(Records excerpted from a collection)
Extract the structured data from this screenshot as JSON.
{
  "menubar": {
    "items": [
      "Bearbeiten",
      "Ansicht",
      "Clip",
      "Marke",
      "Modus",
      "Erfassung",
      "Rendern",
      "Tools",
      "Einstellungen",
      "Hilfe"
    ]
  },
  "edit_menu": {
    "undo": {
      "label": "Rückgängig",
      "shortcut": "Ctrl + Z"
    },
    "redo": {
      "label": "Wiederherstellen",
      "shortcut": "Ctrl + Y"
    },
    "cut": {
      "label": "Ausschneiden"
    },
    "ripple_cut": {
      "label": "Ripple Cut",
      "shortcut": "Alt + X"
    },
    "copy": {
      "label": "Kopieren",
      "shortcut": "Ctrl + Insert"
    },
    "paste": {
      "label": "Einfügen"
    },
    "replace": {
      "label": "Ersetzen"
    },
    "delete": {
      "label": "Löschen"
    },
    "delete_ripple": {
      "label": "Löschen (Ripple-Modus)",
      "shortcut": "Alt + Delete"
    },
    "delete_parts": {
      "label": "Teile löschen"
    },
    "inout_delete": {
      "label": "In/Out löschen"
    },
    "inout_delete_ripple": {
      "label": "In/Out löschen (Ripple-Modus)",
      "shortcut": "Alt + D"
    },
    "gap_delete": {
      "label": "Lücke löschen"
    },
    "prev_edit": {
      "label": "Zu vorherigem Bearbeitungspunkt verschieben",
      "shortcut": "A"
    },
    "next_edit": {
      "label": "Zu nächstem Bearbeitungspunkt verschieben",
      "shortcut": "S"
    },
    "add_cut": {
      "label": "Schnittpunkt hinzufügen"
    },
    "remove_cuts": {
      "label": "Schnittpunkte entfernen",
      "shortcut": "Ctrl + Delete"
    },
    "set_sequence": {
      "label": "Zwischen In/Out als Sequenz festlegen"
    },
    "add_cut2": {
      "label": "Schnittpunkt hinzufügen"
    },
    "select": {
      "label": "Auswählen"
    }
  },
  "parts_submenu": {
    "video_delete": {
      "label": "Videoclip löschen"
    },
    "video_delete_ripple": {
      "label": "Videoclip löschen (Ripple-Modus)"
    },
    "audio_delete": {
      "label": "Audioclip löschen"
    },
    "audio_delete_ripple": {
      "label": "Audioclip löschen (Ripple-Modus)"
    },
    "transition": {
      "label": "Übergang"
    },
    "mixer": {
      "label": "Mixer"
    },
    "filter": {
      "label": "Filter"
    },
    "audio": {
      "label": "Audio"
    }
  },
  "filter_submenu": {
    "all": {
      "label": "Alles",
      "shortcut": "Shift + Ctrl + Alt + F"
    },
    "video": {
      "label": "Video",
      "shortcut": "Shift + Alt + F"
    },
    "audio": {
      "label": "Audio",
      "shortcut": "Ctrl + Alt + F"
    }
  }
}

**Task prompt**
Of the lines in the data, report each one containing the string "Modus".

**Solution**
      "Modus",
      "label": "Löschen (Ripple-Modus)",
      "label": "In/Out löschen (Ripple-Modus)",
      "label": "Videoclip löschen (Ripple-Modus)"
      "label": "Audioclip löschen (Ripple-Modus)"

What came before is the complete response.